The conventional wisdom would say that all this is obvious since people seek out escapism during a recession, particularly the type that’s priced right.  However, Hollywood’s splendid performance is actually an anomaly and all the more remarkable when we consider history.  Contrary to popular mythology, the film industry was not “Depression-Proof” in the 1930s but suffered a steep decline: attendance soared after the 1927 introduction of “talkies” (Al Jolson’s “The Jazz Singer” was the first sound film).  But weekly viewership peaked at 90 million tickets in 1930, then declined by more than a third by 1933.  Part of the problem was sound: to equip their theaters and sound stages, the studios tripled their debts during the mid- and late-’20s to $410 million.  By 1933, attendance and revenues had fallen by forty percent.  To hold on, the studios cut salaries and costs, and closed a full third of the nation’s theaters.

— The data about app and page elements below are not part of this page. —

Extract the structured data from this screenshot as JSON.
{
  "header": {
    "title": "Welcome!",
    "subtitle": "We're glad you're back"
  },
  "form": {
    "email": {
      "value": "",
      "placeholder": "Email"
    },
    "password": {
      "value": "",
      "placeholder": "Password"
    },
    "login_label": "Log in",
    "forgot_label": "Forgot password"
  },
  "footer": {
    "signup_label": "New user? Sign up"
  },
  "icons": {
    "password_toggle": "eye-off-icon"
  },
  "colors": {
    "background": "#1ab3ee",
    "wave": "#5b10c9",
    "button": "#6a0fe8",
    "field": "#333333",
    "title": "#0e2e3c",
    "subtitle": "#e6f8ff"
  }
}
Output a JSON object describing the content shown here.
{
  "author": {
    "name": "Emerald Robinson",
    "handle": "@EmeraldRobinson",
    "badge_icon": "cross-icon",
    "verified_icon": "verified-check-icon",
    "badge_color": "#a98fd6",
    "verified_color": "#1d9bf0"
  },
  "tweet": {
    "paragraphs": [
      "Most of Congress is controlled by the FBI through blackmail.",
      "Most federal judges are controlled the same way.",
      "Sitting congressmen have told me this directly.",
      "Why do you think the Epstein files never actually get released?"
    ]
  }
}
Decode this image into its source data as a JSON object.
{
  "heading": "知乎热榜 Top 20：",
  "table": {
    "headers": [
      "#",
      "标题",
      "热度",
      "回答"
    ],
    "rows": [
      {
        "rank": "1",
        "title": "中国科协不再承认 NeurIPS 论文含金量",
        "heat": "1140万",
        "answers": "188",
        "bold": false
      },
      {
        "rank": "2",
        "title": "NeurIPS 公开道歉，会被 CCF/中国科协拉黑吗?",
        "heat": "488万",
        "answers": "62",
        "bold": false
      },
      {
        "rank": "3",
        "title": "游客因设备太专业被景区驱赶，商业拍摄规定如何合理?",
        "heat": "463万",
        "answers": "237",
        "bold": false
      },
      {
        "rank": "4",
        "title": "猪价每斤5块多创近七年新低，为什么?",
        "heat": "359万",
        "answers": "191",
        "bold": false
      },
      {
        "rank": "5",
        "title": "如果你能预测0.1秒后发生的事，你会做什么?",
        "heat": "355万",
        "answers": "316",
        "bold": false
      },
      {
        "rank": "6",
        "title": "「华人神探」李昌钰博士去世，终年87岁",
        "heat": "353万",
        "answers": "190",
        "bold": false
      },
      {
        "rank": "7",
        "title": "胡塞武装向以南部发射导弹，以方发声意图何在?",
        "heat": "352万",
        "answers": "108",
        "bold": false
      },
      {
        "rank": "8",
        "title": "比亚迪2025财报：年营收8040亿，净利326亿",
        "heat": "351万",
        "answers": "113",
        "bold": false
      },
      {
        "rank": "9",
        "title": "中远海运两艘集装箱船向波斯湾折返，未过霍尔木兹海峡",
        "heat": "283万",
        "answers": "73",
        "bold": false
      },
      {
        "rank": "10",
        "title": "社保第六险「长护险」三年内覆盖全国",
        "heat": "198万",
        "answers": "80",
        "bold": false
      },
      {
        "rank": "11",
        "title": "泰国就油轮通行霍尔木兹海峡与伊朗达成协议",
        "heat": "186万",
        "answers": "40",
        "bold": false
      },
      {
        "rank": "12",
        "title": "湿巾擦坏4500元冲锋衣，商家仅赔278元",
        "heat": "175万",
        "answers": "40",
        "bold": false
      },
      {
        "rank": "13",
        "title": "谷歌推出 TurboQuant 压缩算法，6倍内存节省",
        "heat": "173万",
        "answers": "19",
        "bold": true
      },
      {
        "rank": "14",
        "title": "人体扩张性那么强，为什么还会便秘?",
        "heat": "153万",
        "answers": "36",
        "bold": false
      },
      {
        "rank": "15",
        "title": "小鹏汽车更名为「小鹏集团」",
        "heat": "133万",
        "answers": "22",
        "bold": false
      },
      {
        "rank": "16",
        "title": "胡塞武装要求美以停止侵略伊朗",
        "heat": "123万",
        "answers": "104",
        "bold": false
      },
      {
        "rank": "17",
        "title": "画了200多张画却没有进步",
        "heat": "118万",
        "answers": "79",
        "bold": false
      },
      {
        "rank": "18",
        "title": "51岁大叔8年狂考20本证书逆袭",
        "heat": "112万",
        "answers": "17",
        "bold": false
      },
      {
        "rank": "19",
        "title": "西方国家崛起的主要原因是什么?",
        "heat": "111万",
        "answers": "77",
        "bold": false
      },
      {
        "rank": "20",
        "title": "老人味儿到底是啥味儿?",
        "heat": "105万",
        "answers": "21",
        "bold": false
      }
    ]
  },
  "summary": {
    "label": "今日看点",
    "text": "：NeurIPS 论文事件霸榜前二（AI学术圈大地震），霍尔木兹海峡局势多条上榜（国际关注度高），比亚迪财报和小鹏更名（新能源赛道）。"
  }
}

Local Banks Facing Significant CRE Losses

Monday, June 15th, 2009

Toxic commercial real estate loans could create losses up to $100 billion for small and mid-size banks by the end of 2010 if the economy worsens.  According to a Wall Street Journal report – which applied the same criteria used by the federal government in its stress tests of 19 big banks — these institutions stand to lose up to $200 billion.  In that worst-case scenario, 600 small and mid-sized excedrin1banks could see their capital contract to levels that federal regulators consider troubling, possibly even surpassing revenues.  These losses would exceed home loan losses, which total approximately $49 billion.

The Journal, which based its analysis on data mined from banks’ filings with the Federal Reserve, are a grim reminder that the banking industry’s troubles are not confined to the 19 giants that have already completed the Treasury Department’s stress tests.  More than 8,000 lenders nationwide are feeling the dual impacts of the recession and commercial real estate slowdown.

The banks analyzed by the Journal include 940 bank-holding companies that filed financial statements with the Fed for the year ending December 31.  They range from large regional banks to mom-and-pop banks in small towns, as well as American-based subsidiaries of international banks.

Smaller banks are unlikely to appeal to bargain-hunting investors who are starting to recapitalize the industry’s giants.  As a result, these institutions must boost their capital by selling assets and making fewer loans – which could make the recession last even longer than anticipated.